Proceedings during meetings are transmitted live on all online platforms, for town members to connect from their homes and contribute to discussions.
Meet Judge Emeritus Clifford Wallace
Meeting U.S. Judge Emeritus, Senior Justice John Clifford Wallace, was a rare privilege. As the head of the U.S. Court of Appeal for the 9thcircuit, the 88-year-old-Octogenarian, who, since 1972, worked in over 65 countries, including Nigeria, represents the face of transparency in the American judiciary.
Asked how the judiciary, especially in Africa, could be salvaged from corruption, Mr. Wallace did not mince words recommending transparency and ethical code for the courts.
“As long human beings remain human, we are going to watch out for corruption in the judiciary. My view is: Since we live in a corrupt society, we cannot expect the judiciary not to be affected by power or influence,” he said.
Mr. Wallace recalled his encounter with a one-time Chairman of the Senate Committee on Judiciary during his stint in Nigeria, shortly after the exit of the military and the coming of democracy in 1999.
“I went to see the Chair of the Senate Committee on Judiciary.

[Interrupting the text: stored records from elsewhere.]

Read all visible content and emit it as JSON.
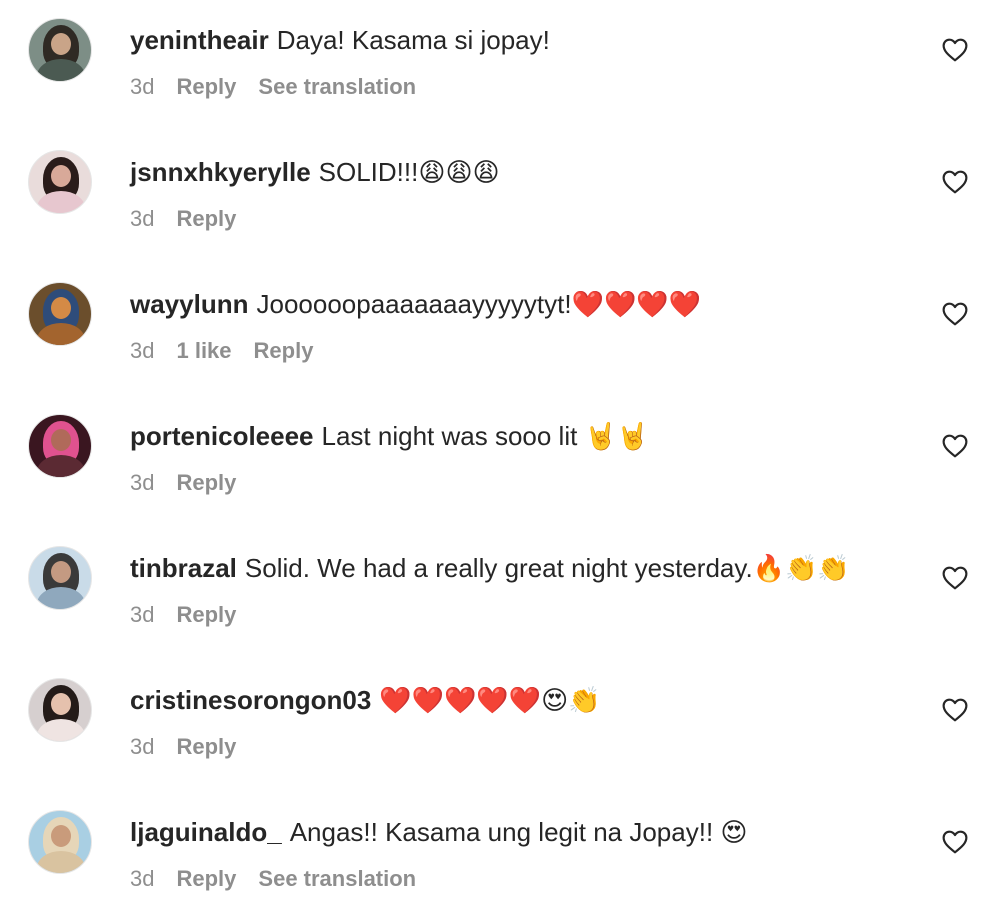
{
  "comments": [
    {
      "username": "yenintheair",
      "text": "Daya! Kasama si jopay!",
      "time": "3d",
      "likes": "",
      "reply_label": "Reply",
      "translation_label": "See translation",
      "avatar_colors": {
        "bg": "#7d8e86",
        "hair": "#2f2a24",
        "face": "#c9a488",
        "shoulders": "#4b5a52"
      }
    },
    {
      "username": "jsnnxhkyerylle",
      "text": "SOLID!!!😩😩😩",
      "time": "3d",
      "likes": "",
      "reply_label": "Reply",
      "translation_label": "",
      "avatar_colors": {
        "bg": "#e9dcdb",
        "hair": "#2a1c1a",
        "face": "#d8a999",
        "shoulders": "#e7c7cf"
      }
    },
    {
      "username": "wayylunn",
      "text": "Joooooopaaaaaaayyyyytyt!❤️❤️❤️❤️",
      "time": "3d",
      "likes": "1 like",
      "reply_label": "Reply",
      "translation_label": "",
      "avatar_colors": {
        "bg": "#6b4e2c",
        "hair": "#2e4c7a",
        "face": "#d48a46",
        "shoulders": "#a3642e"
      }
    },
    {
      "username": "portenicoleeee",
      "text": "Last night was sooo lit 🤘🤘",
      "time": "3d",
      "likes": "",
      "reply_label": "Reply",
      "translation_label": "",
      "avatar_colors": {
        "bg": "#3a1620",
        "hair": "#e0528f",
        "face": "#b06a5a",
        "shoulders": "#5b2a33"
      }
    },
    {
      "username": "tinbrazal",
      "text": "Solid. We had a really great night yesterday.🔥👏👏",
      "time": "3d",
      "likes": "",
      "reply_label": "Reply",
      "translation_label": "",
      "avatar_colors": {
        "bg": "#c9dbe8",
        "hair": "#3a3a3a",
        "face": "#c49a82",
        "shoulders": "#8fa8bd"
      }
    },
    {
      "username": "cristinesorongon03",
      "text": "❤️❤️❤️❤️❤️😍👏",
      "time": "3d",
      "likes": "",
      "reply_label": "Reply",
      "translation_label": "",
      "avatar_colors": {
        "bg": "#d6cfcf",
        "hair": "#241b18",
        "face": "#e5c1ad",
        "shoulders": "#efe4e2"
      }
    },
    {
      "username": "ljaguinaldo_",
      "text": "Angas!! Kasama ung legit na Jopay!! 😍",
      "time": "3d",
      "likes": "",
      "reply_label": "Reply",
      "translation_label": "See translation",
      "avatar_colors": {
        "bg": "#a9cfe3",
        "hair": "#e6d6b8",
        "face": "#c99b7b",
        "shoulders": "#d9c3a0"
      }
    }
  ],
  "icons": {
    "like": "heart-outline-icon"
  }
}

He asked what should be in the constitution on the judiciary. I said what to do is to raise the pay of the judges. And he said: Don’t they have enough from bribery? And I told him everything should be done to shield judges from corrupting influences,” he said.

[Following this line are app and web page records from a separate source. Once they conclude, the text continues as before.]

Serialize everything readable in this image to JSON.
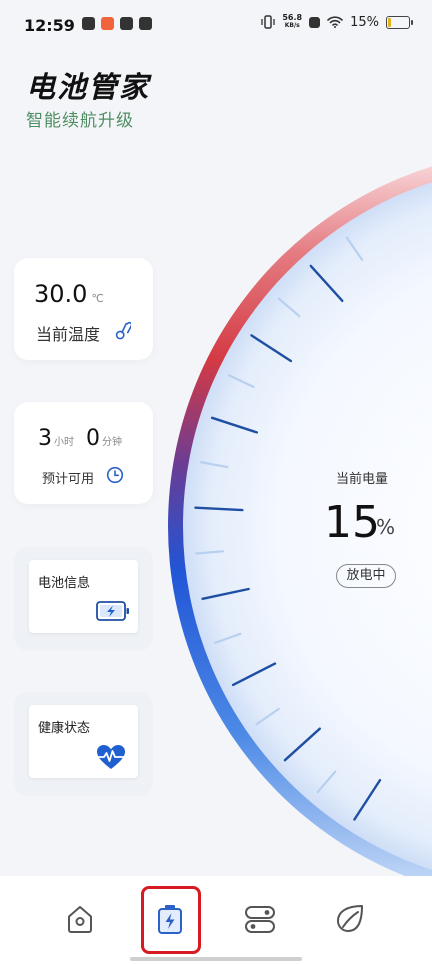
{
  "status_bar": {
    "time": "12:59",
    "net_speed_value": "56.8",
    "net_speed_unit": "KB/s",
    "battery_percent": "15%"
  },
  "app": {
    "title": "电池管家",
    "subtitle": "智能续航升级"
  },
  "temperature": {
    "value": "30.0",
    "unit": "℃",
    "label": "当前温度",
    "icon": "thermometer-icon"
  },
  "remaining": {
    "hours": "3",
    "hours_unit": "小时",
    "minutes": "0",
    "minutes_unit": "分钟",
    "label": "预计可用",
    "icon": "clock-icon"
  },
  "battery_info": {
    "label": "电池信息",
    "icon": "battery-charging-icon"
  },
  "health": {
    "label": "健康状态",
    "icon": "heart-pulse-icon"
  },
  "gauge": {
    "label": "当前电量",
    "value": "15",
    "unit": "%",
    "status": "放电中",
    "level": 0.15
  },
  "nav": {
    "items": [
      {
        "name": "home",
        "icon": "home-icon"
      },
      {
        "name": "battery",
        "icon": "battery-bolt-icon",
        "selected": true
      },
      {
        "name": "toggles",
        "icon": "toggle-icon"
      },
      {
        "name": "leaf",
        "icon": "leaf-icon"
      }
    ]
  },
  "colors": {
    "accent_green": "#4f8f62",
    "gauge_blue": "#1e5fd8",
    "gauge_red": "#d43a44",
    "tick_dark": "#1f4fa3",
    "tick_light": "#b8d0ef",
    "highlight_red": "#d71920"
  }
}
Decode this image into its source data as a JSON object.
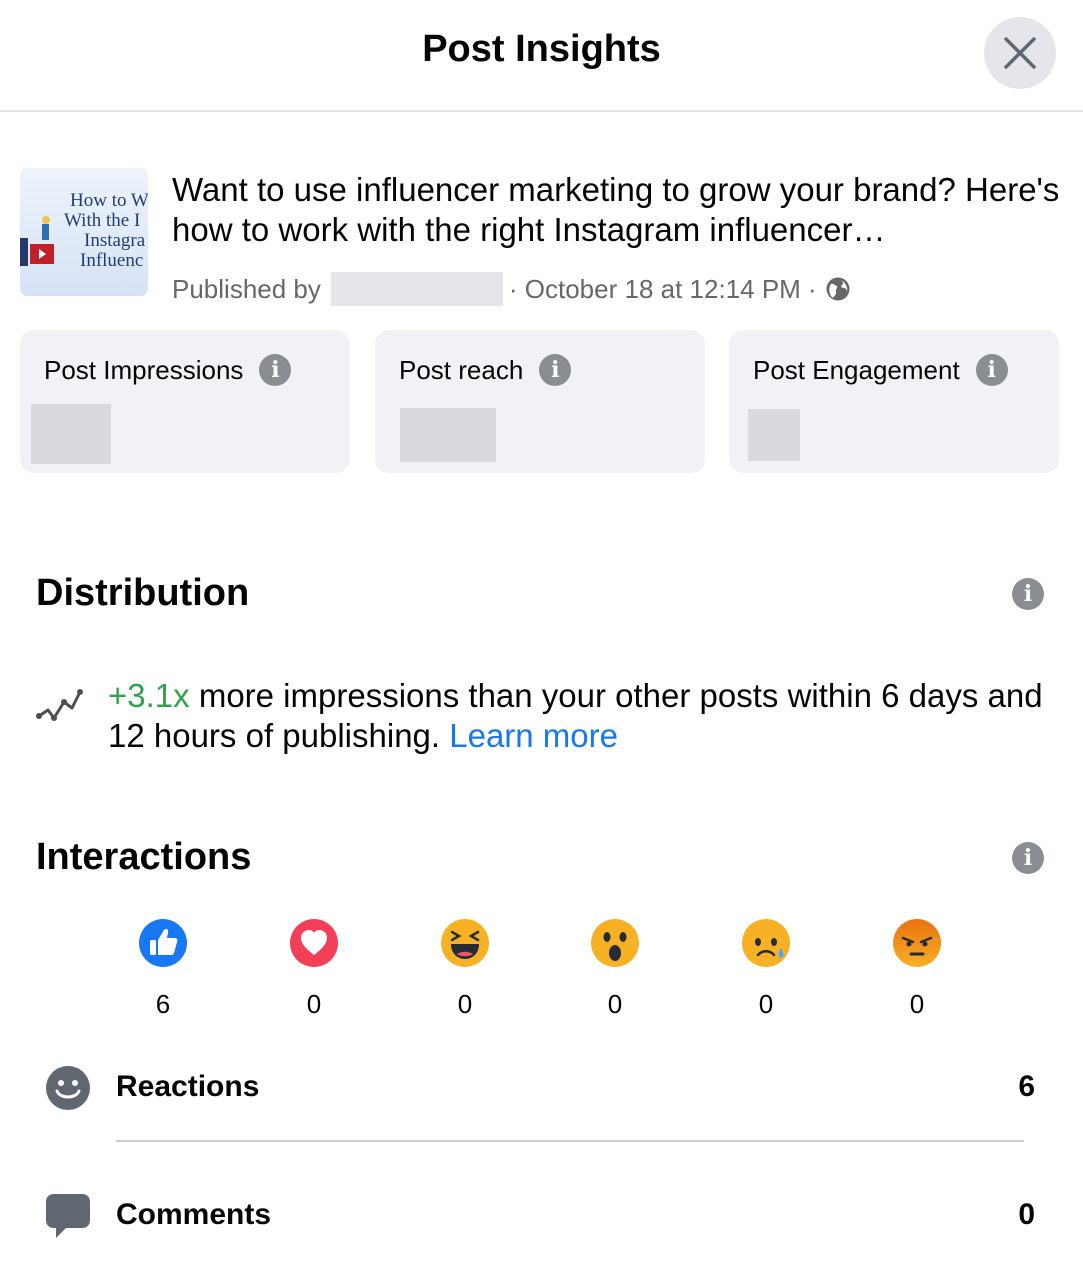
{
  "header": {
    "title": "Post Insights"
  },
  "post": {
    "text": "Want to use influencer marketing to grow your brand? Here's how to work with the right Instagram influencer…",
    "published_by_label": "Published by",
    "meta_rest": "· October 18 at 12:14 PM ·",
    "thumbnail_text": [
      "How to W",
      "With the I",
      "Instagra",
      "Influenc"
    ]
  },
  "metrics": [
    {
      "label": "Post Impressions"
    },
    {
      "label": "Post reach"
    },
    {
      "label": "Post Engagement"
    }
  ],
  "distribution": {
    "title": "Distribution",
    "highlight": "+3.1x",
    "text": " more impressions than your other posts within 6 days and 12 hours of publishing. ",
    "link": "Learn more"
  },
  "interactions": {
    "title": "Interactions",
    "reactions": [
      {
        "icon": "like-icon",
        "count": "6"
      },
      {
        "icon": "love-icon",
        "count": "0"
      },
      {
        "icon": "haha-icon",
        "count": "0"
      },
      {
        "icon": "wow-icon",
        "count": "0"
      },
      {
        "icon": "sad-icon",
        "count": "0"
      },
      {
        "icon": "angry-icon",
        "count": "0"
      }
    ],
    "rows": [
      {
        "icon": "smiley-icon",
        "label": "Reactions",
        "count": "6"
      },
      {
        "icon": "comment-icon",
        "label": "Comments",
        "count": "0"
      }
    ]
  },
  "colors": {
    "accent_blue": "#1877f2",
    "accent_green": "#31a24c",
    "card_bg": "#f0f2f5",
    "secondary_text": "#65676b"
  }
}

“There must be a system that protects judges from outside influences. The judges should be fair. They should have the opportunity to call people to answer to charges without fear of any action against them for doing that.
“They should be transparent. The people on the outside have to see what is going on inside. That is because the decisions of the judiciary are enforced when people believe they were arrived at fairly and transparently.

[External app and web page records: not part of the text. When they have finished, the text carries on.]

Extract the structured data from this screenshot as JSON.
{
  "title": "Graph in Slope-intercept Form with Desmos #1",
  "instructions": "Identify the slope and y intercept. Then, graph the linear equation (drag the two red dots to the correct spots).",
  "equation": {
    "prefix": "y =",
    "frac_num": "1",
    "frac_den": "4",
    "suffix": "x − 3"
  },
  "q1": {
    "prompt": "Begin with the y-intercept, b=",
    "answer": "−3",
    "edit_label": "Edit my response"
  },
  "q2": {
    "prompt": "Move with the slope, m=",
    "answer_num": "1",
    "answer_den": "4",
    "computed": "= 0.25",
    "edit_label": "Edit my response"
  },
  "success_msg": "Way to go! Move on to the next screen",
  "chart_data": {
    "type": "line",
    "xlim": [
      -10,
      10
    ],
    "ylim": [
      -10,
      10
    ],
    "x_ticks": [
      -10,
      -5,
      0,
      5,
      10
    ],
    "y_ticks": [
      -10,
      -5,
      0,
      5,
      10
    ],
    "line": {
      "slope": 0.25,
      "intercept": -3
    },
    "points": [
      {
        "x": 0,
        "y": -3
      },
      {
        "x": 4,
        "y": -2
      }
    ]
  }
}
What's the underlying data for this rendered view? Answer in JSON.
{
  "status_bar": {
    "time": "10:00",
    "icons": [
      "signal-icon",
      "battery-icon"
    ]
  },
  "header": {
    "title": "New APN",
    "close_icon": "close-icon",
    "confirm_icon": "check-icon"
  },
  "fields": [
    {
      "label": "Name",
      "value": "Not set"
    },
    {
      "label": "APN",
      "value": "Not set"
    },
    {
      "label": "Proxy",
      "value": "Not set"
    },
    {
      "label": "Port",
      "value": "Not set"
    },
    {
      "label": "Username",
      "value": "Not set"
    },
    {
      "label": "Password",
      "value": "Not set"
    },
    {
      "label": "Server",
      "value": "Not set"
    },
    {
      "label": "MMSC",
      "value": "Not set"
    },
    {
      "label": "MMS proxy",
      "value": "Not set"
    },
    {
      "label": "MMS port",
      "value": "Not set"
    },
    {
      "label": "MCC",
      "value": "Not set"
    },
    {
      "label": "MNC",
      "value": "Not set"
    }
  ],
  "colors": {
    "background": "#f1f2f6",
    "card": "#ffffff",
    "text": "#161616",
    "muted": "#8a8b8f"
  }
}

“Transparency is the only protection the judge has. That is the only thing that tells the people what they are doing with the court system to earn their trust. The judiciary should have ethics of court that would encourage the judges to be honest and live above reproach,” he explained.
Dream come true
The trip to America, the land of big dreams, big cars, big roads and big buildings, was a dream come true. The biggest experience was the opportunity to meet warm hearted people, whose lives were shaped by the gains of transparency and accountability.
I felt like home everywhere we went. I came across people always ready to open their arms and hearts to accommodate visitors.
In Concord, the tiny community in New Hampshire, located few kilometers from Boston and Manchester, a volunteer activity at the New Hampshire Food Bank was fun.
The small garden, run by Jason Rivers, supplies fresh produce donated to some of the over 170,000 poor families and organisations in need of food in the town.
My visit to the home of Ed Naile, the director, Coalition of New Hampshire Taxpayers, and his wife, Debbie in Deering, a Manchester suburb, gave a feel of real American hospitality.
The Newseum in Washington D.C. brought exhilarating reminders about the milestones in the media evolution, from the birth of radio and television, to the advent of technologies of the present and the future.
In Chicago, the reception by Dan Goff, with wife, Samira, and children in their home stirred my soul, leaving unforgettable feeling. Lunch with Randy Ashley and her family at their Flatlanders Dream Dairy farmhouse in Freeport, Illinois, was great.
The meetings with Illinois State Representative, Brian Stewart, and City of Freeport Mayor, Jodi Miller, were awesome.
Memories of the last supper in America in the home of the executive director, Freeport Area International Visitors Council, Kerrylyn Rodriguez, and her family remain as green as the sprawling farmlands of Illinois.
The trip brought home a charter for the formation of Transparency Africa, a network of groups committed to promoting transparency, accountability and good governance in the continent.